The Pryor Center presents “The End of the Post-Cold War: America in Crisis”

Photo submitted

General Wesley K. Clark (retired)

David and Barbara Pryor Center for Oral and Visual History of Arkansas in the Fulbright College of Arts and Sciences will host its first Pryor Center Presents lecture of the new year on Monday, January 24, with “The End of the Post-Cold War: America in Crisis,” given by General Wesley K. Clark (Retired).

The lecture series is part of the Pryor Center’s broader education, research and outreach mission. This conference will take place at 6 p.m. via Zoom and registration is required.

Clark will talk about how the international position of the United States has changed from that which he describes as “the indispensable nation” in the 1990s-2000s to that of “a nation which now finds its values, its interests and its power under prolonged challenge from Russia, China and Iran.”

In his lecture, Clark will also discuss the significance of this shift in the United States’ relationship with these three countries. Additionally, he will share whether he thinks a response is needed and, if so, what the US response should be.

Clark retired as a four-star general after 38 years in the U.S. military, having served in his last postings as commander of U.S. Southern Command and later as commander of U.S. European Command/Supreme Allied Commander, Europe.

Originally from Little Rock, Clark graduated first in his class at West Point and completed degrees in Philosophy, Politics and Economics at Oxford University (BA and MA) as a Rhodes Scholar.

He was the primary author of the United States National Military Strategy and Joint Vision 2010, prescribing American warfare for complete dominance. He worked with Ambassador Richard Holbrooke on the Dayton Peace Process, where he helped draft and negotiate significant portions of the 1995 Dayton Peace Accord.

In his final assignment as Supreme Allied Commander Europe, he led NATO forces to victory in Operation Allied Force, a 78-day air campaign, backed by ground invasion planning and a diplomatic process, saving 1.5 million Albanians from ethnic cleansing. His awards include the Presidential Medal of Freedom, Defense Distinguished Service Medal (five awards), Silver Star, Bronze Star, and Purple Heart.

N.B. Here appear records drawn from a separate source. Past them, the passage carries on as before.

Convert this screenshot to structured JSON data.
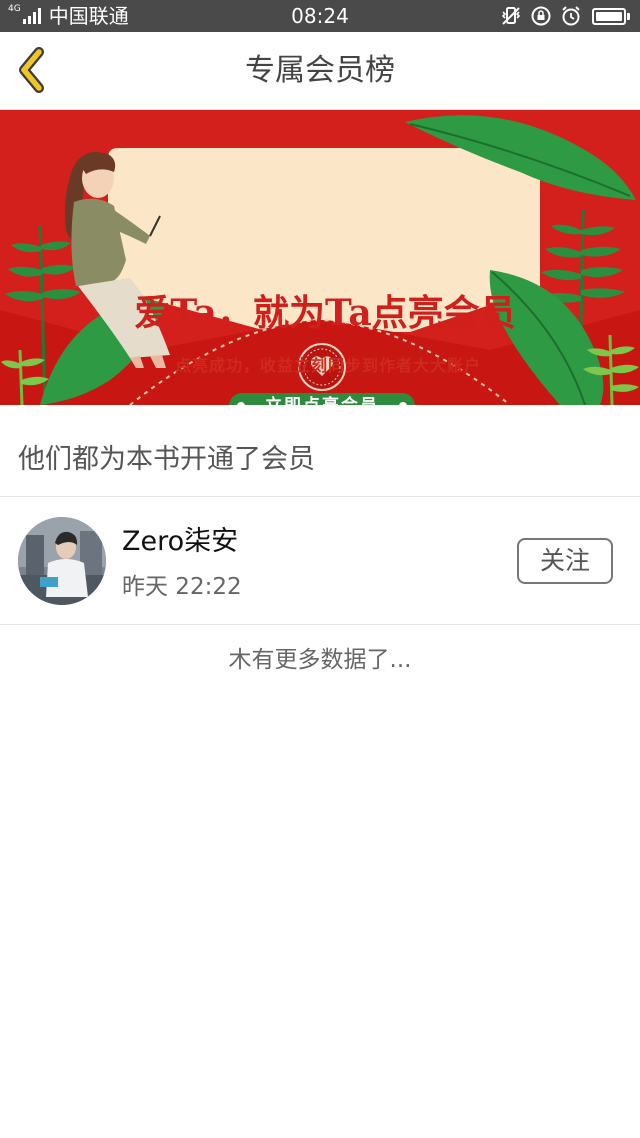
{
  "status_bar": {
    "network_type": "4G",
    "carrier": "中国联通",
    "time": "08:24",
    "icons": [
      "signal-icon",
      "vibrate-icon",
      "rotation-lock-icon",
      "alarm-icon",
      "battery-icon"
    ],
    "battery_level": 1.0
  },
  "nav": {
    "back_icon": "chevron-left-icon",
    "title": "专属会员榜",
    "accent_color": "#e8c21c"
  },
  "banner": {
    "headline": "爱Ta，就为Ta点亮会员",
    "subtitle": "点亮成功，收益立刻同步到作者大大账户",
    "cta_label": "立即点亮会员",
    "colors": {
      "background": "#d4201c",
      "card": "#fbe6c8",
      "cta": "#2e8b3e",
      "leaf": "#2f9a44"
    }
  },
  "section": {
    "title": "他们都为本书开通了会员"
  },
  "members": [
    {
      "name": "Zero柒安",
      "time": "昨天 22:22",
      "follow_label": "关注",
      "avatar_icon": "user-avatar"
    }
  ],
  "footer": {
    "no_more_text": "木有更多数据了..."
  }
}
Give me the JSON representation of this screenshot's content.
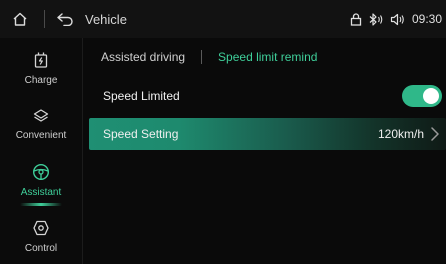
{
  "statusbar": {
    "title": "Vehicle",
    "time": "09:30",
    "icons": [
      "home-icon",
      "back-icon",
      "lock-icon",
      "bluetooth-icon",
      "volume-icon"
    ]
  },
  "sidebar": {
    "items": [
      {
        "label": "Charge",
        "icon": "charge-icon",
        "active": false
      },
      {
        "label": "Convenient",
        "icon": "convenient-icon",
        "active": false
      },
      {
        "label": "Assistant",
        "icon": "steering-wheel-icon",
        "active": true
      },
      {
        "label": "Control",
        "icon": "control-icon",
        "active": false
      }
    ]
  },
  "tabs": [
    {
      "label": "Assisted driving",
      "active": false
    },
    {
      "label": "Speed limit remind",
      "active": true
    }
  ],
  "settings": {
    "speed_limited": {
      "label": "Speed Limited",
      "enabled": true
    },
    "speed_setting": {
      "label": "Speed Setting",
      "value": "120km/h"
    }
  },
  "colors": {
    "accent": "#3fcf9a",
    "toggle_on": "#2fb889",
    "row_highlight": "#1f8f73"
  }
}
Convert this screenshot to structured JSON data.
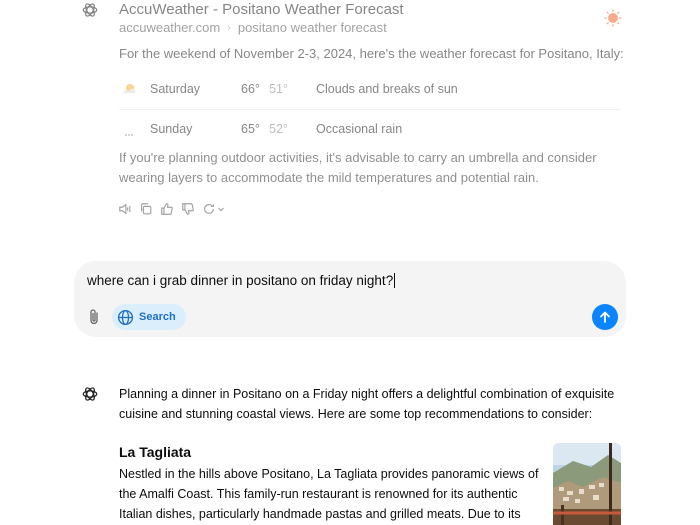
{
  "source_card": {
    "title": "AccuWeather - Positano Weather Forecast",
    "domain": "accuweather.com",
    "breadcrumb": "positano weather forecast",
    "intro": "For the weekend of November 2-3, 2024, here's the weather forecast for Positano, Italy:"
  },
  "forecast": [
    {
      "icon": "partly-sunny-icon",
      "day": "Saturday",
      "high": "66°",
      "low": "51°",
      "condition": "Clouds and breaks of sun"
    },
    {
      "icon": "rain-icon",
      "day": "Sunday",
      "high": "65°",
      "low": "52°",
      "condition": "Occasional rain"
    }
  ],
  "advice": "If you're planning outdoor activities, it's advisable to carry an umbrella and consider wearing layers to accommodate the mild temperatures and potential rain.",
  "message_actions": [
    "read-aloud-icon",
    "copy-icon",
    "thumbs-up-icon",
    "thumbs-down-icon",
    "regenerate-icon"
  ],
  "composer": {
    "text": "where can i grab dinner in positano on friday night?",
    "search_label": "Search"
  },
  "response": {
    "intro": "Planning a dinner in Positano on a Friday night offers a delightful combination of exquisite cuisine and stunning coastal views. Here are some top recommendations to consider:",
    "restaurant_name": "La Tagliata",
    "restaurant_text": "Nestled in the hills above Positano, La Tagliata provides panoramic views of the Amalfi Coast. This family-run restaurant is renowned for its authentic Italian dishes, particularly handmade pastas and grilled meats. Due to its popularity, especially on"
  },
  "colors": {
    "accent": "#0a84ff",
    "search_pill_bg": "#dbeefc",
    "composer_bg": "#f4f4f4",
    "accuweather_orange": "#f26a2e"
  }
}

Clark is a businessman, educator, writer, and commentator, and currently serves as President and CEO of Wesley K. Clark & ​​Associates, a strategic consulting firm. In 2019, Clark founded Renew America Together, a nonprofit organization designed to promote and achieve greater common ground in America by reducing partisan divisions and gridlock.

Other upcoming Pryor Center Presents events are being held throughout the spring semester.

Upcoming presentations of the Pryor Center

Thursday, February 3, 2022, 6 p.m. (Virtual)
The Pryor Center presents “Once Forgotten: A Short Historical Documentary” featuring Obed Lamy and panelists Margaret Holcombe, RoAnne Elliott and Dr. Valandra.

Thursday March 10, 2022, 6 p.m.
The Pryor Center presents “Tell Me A Story – Many Paths To Book Publishing” with Masie Cochran.

Thursday, April 14, 2022, 6 p.m.
The Pryor Center presents “The Language of the Will of the State: Research Findings in the Heart of the City: Highways and Black Geographies in Urban America” ​​with Airic Hughes.

Date to be determined
Pryor Center presents “Arkansas News History: Exploring the KATV Collection” with Randy Dixon and Kyle Kellams.

About the David and Barbara Pryor Center for Arkansas Oral and Visual History: The David and Barbara Pryor Center for Arkansas Oral and Visual History is an oral history program whose mission is to document the history of Arkansas through the collection of spoken memories and visual records, to preserve the collection at life and to connect Arkansans and the world to fundraising through the Internet, television shows, educational programs and other means. The Pryor Center records audio and video interviews about Arkansas history and culture, collects recordings from other organizations, organizes those recordings into archives, and provides public access to archives, primarily through the website at The Pryor Center is the state’s only oral and visual history program with a seventy-five county statewide mission to collect, preserve and share audio and moving image recordings of the Arkansas history.

About Fulbright College of Arts and Sciences: The Fulbright College of Arts and Sciences is the largest and most academically diverse unit on campus with three schools, 16 departments, and 43 academic programs and research centers. The college provides the majority of the core curriculum for all University of Arkansas students.

About the University of Arkansas: As Arkansas’ flagship institution, the U of A offers an internationally competitive education in more than 200 academic programs. Founded in 1871, the U of A contributes more than $2.2 billion for Arkansas’ economy through the teaching of new knowledge and skills, entrepreneurship and employment development, discovery through research and creative activity while providing training in professional disciplines. The Carnegie Foundation ranks the U of A among the top 3% of American colleges and universities with the highest level of research activity. US News and World Report ranks the U of A among the top public universities in the nation. Find out how the U of A is working to build a better world in Arkansas Research News.

Previous 3 letters: Palm Coast Canals, Politics of Rep. Waltz, Librarian Guidelines
Next Biden's dithering on Syria weakens US position in Middle East